Council Honorees and the Nobel Prize
Our Continued Anniversary Celebration
This month we continue to celebrate the 20th Anniversary of Hypertension by honoring two more highly respected investigators who played important roles on the Council for High Blood Pressure Research (CHBPR). Again, each of the individuals that we honor was selected as a recipient of the Stouffer–Ciba–Novartis Award or was a speaker invited to present the Corcoran or other important Special Lectures. Sometime thereafter this recognition by the Council, which acknowledged their seminal scientific achievements, was honored further by selection to receive the Nobel Prize in Medicine.

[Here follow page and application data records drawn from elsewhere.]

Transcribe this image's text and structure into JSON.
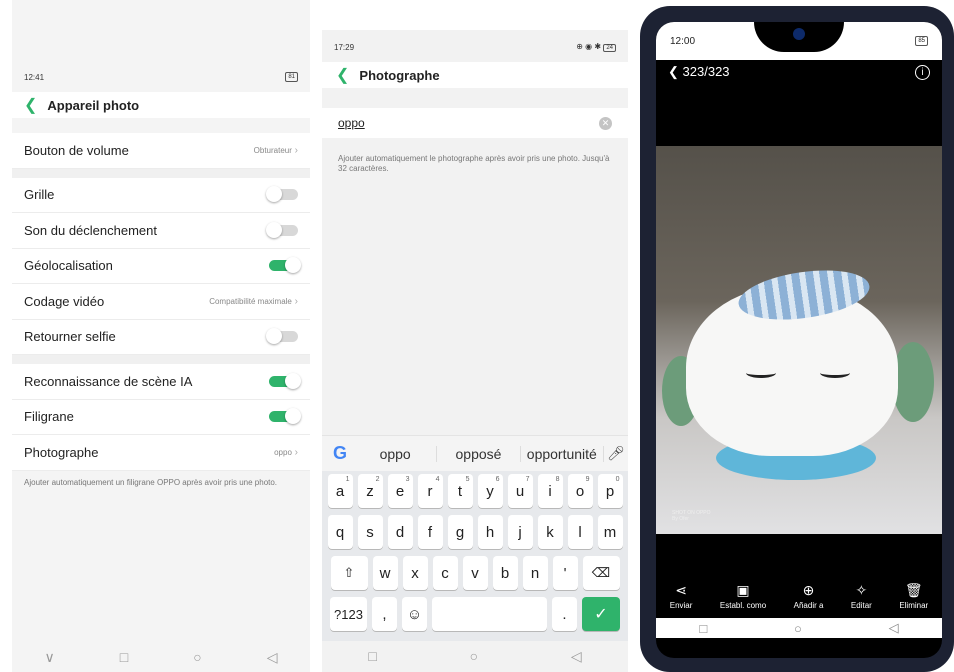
{
  "left_screen": {
    "status_time": "12:41",
    "battery": "81",
    "title": "Appareil photo",
    "rows": [
      {
        "label": "Bouton de volume",
        "value": "Obturateur"
      },
      {
        "label": "Grille",
        "toggle": "off"
      },
      {
        "label": "Son du déclenchement",
        "toggle": "off"
      },
      {
        "label": "Géolocalisation",
        "toggle": "on"
      },
      {
        "label": "Codage vidéo",
        "value": "Compatibilité maximale"
      },
      {
        "label": "Retourner selfie",
        "toggle": "off"
      },
      {
        "label": "Reconnaissance de scène IA",
        "toggle": "on"
      },
      {
        "label": "Filigrane",
        "toggle": "on"
      },
      {
        "label": "Photographe",
        "value": "oppo"
      }
    ],
    "note": "Ajouter automatiquement un filigrane OPPO après avoir pris une photo.",
    "nav": [
      "∨",
      "□",
      "○",
      "◁"
    ]
  },
  "middle_screen": {
    "status_time": "17:29",
    "status_icons": "⊕ ◉ ✱",
    "battery": "24",
    "title": "Photographe",
    "input_value": "oppo",
    "note": "Ajouter automatiquement le photographe après avoir pris une photo. Jusqu'à 32 caractères.",
    "suggestions": [
      "oppo",
      "opposé",
      "opportunité"
    ],
    "keyboard": {
      "row1": [
        {
          "k": "a",
          "n": "1"
        },
        {
          "k": "z",
          "n": "2"
        },
        {
          "k": "e",
          "n": "3"
        },
        {
          "k": "r",
          "n": "4"
        },
        {
          "k": "t",
          "n": "5"
        },
        {
          "k": "y",
          "n": "6"
        },
        {
          "k": "u",
          "n": "7"
        },
        {
          "k": "i",
          "n": "8"
        },
        {
          "k": "o",
          "n": "9"
        },
        {
          "k": "p",
          "n": "0"
        }
      ],
      "row2": [
        "q",
        "s",
        "d",
        "f",
        "g",
        "h",
        "j",
        "k",
        "l",
        "m"
      ],
      "row3": [
        "w",
        "x",
        "c",
        "v",
        "b",
        "n",
        "'"
      ],
      "sym_label": "?123",
      "comma": ",",
      "period": "."
    },
    "nav": [
      "□",
      "○",
      "◁"
    ]
  },
  "right_screen": {
    "status_time": "12:00",
    "battery": "85",
    "counter": "323/323",
    "watermark": "SHOT ON OPPO",
    "watermark_by": "By Ofer",
    "tools": [
      {
        "label": "Enviar",
        "icon": "share-icon"
      },
      {
        "label": "Establ. como",
        "icon": "image-set-icon"
      },
      {
        "label": "Añadir a",
        "icon": "add-circle-icon"
      },
      {
        "label": "Editar",
        "icon": "magic-wand-icon"
      },
      {
        "label": "Eliminar",
        "icon": "trash-icon"
      }
    ],
    "nav": [
      "□",
      "○",
      "◁"
    ]
  },
  "colors": {
    "accent_green": "#2fb36b",
    "toggle_off": "#d8d8d8",
    "phone_frame": "#1d2233"
  }
}
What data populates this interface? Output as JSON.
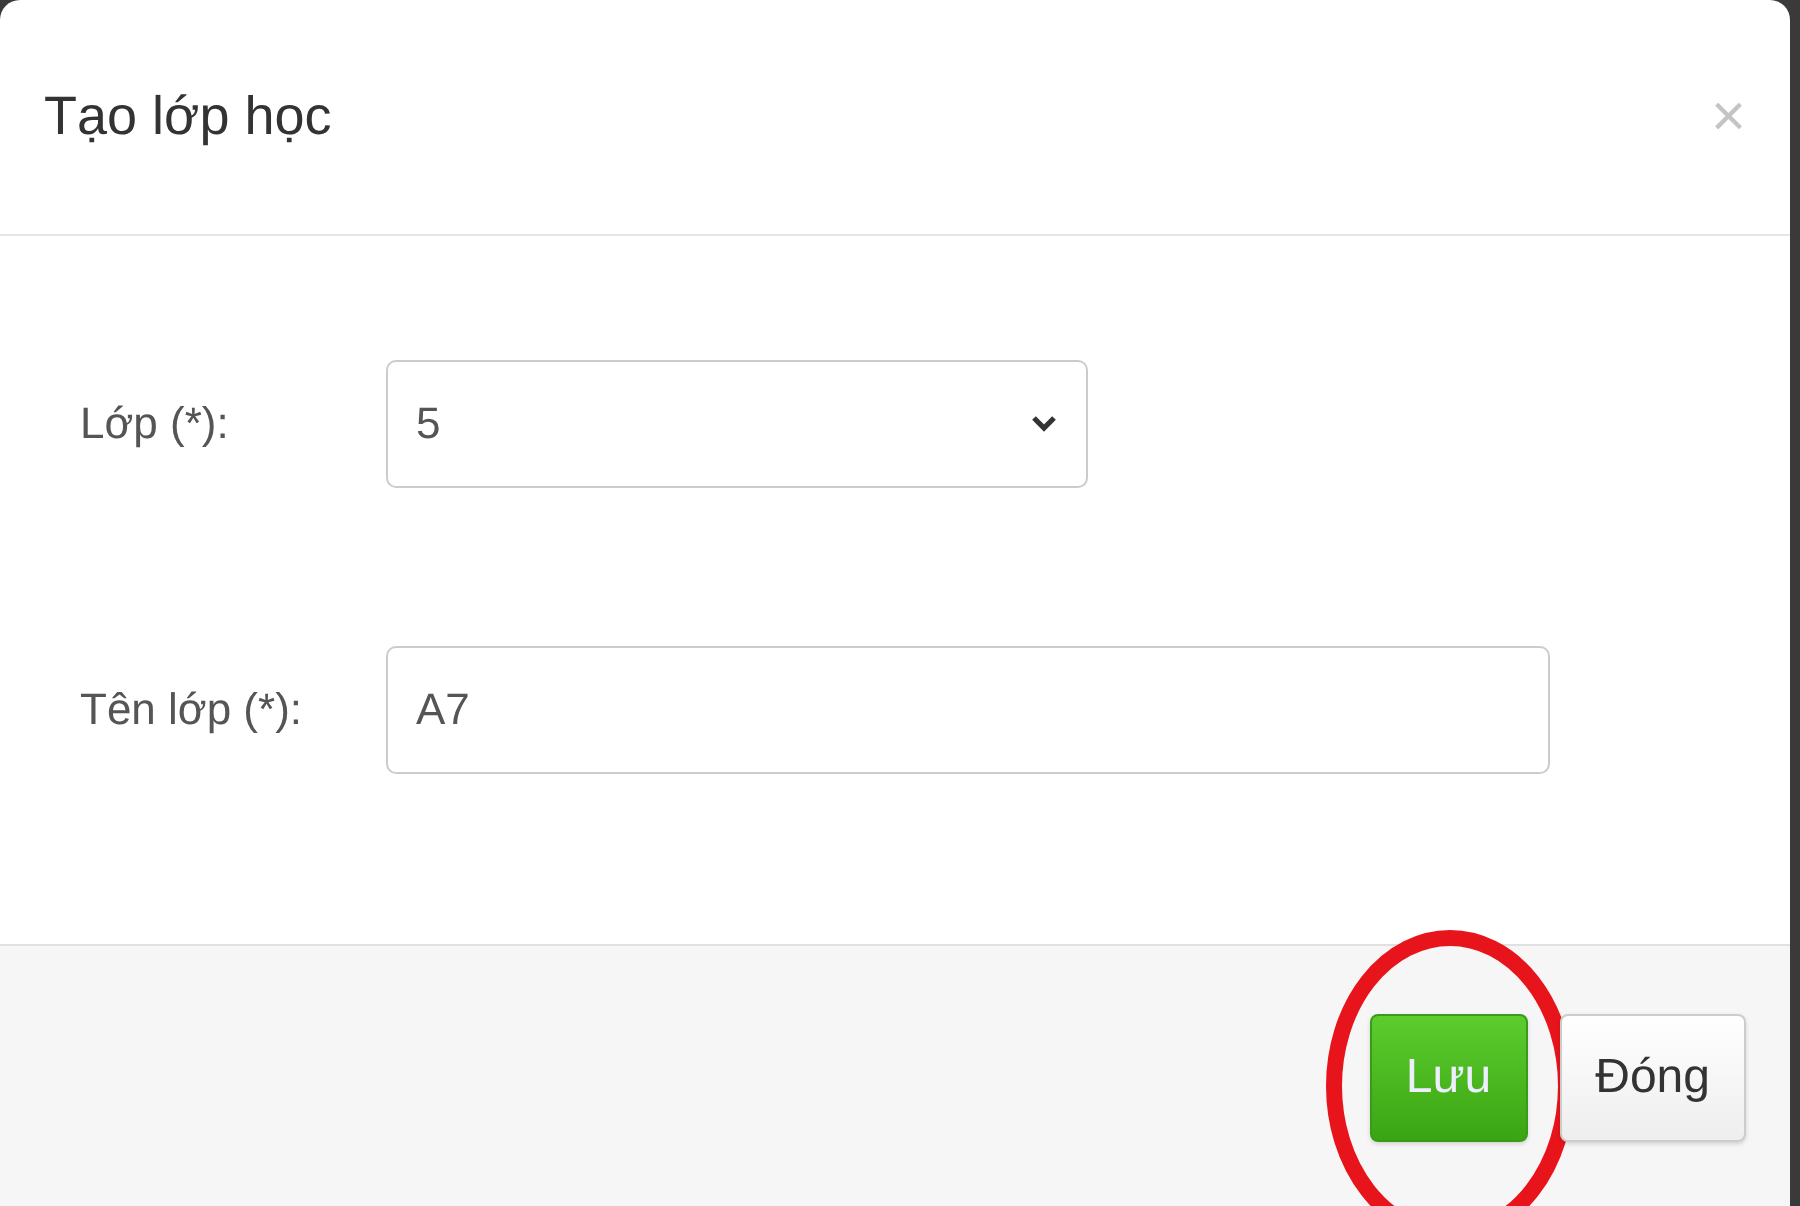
{
  "dialog": {
    "title": "Tạo lớp học",
    "close": "×"
  },
  "fields": [
    {
      "kind": "select",
      "label": "Lớp (*):",
      "value": "5"
    },
    {
      "kind": "text",
      "label": "Tên lớp (*):",
      "value": "A7"
    }
  ],
  "buttons": [
    {
      "label": "Lưu",
      "kind": "primary",
      "highlighted": true
    },
    {
      "label": "Đóng",
      "kind": "default",
      "highlighted": false
    }
  ]
}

In this issue, we pay tribute to Drs Michael S. Brown and Joseph L. Goldstein of the University of Texas Health Science Center in Dallas. Dr Brown, Director of the Department of Genetic Diseases, and Dr Goldstein, Chief of Molecular Genetics, jointly presented the Council for High Blood Pressure Research’s Arthur C. Corcoran Memorial Lecture in 1983. Five years later, in 1988, the Nobel Prize Committee selected them for their landmark discoveries in their long-standing collaborative studies on cholesterol metabolism. In 1972, Drs Brown and Goldstein began their concerted studies on the genetic factors that are responsible for hypercholesterolemia. As a result of their work, the role of the LDL cell surface receptor in the regulation of cholesterol metabolism became understood and the genetic basis of familial hypercholesterolemia defined. Moreover, this work facilitated studies on other forms of hypercholesterolemia and led to our current understanding of these disorders and their treatment.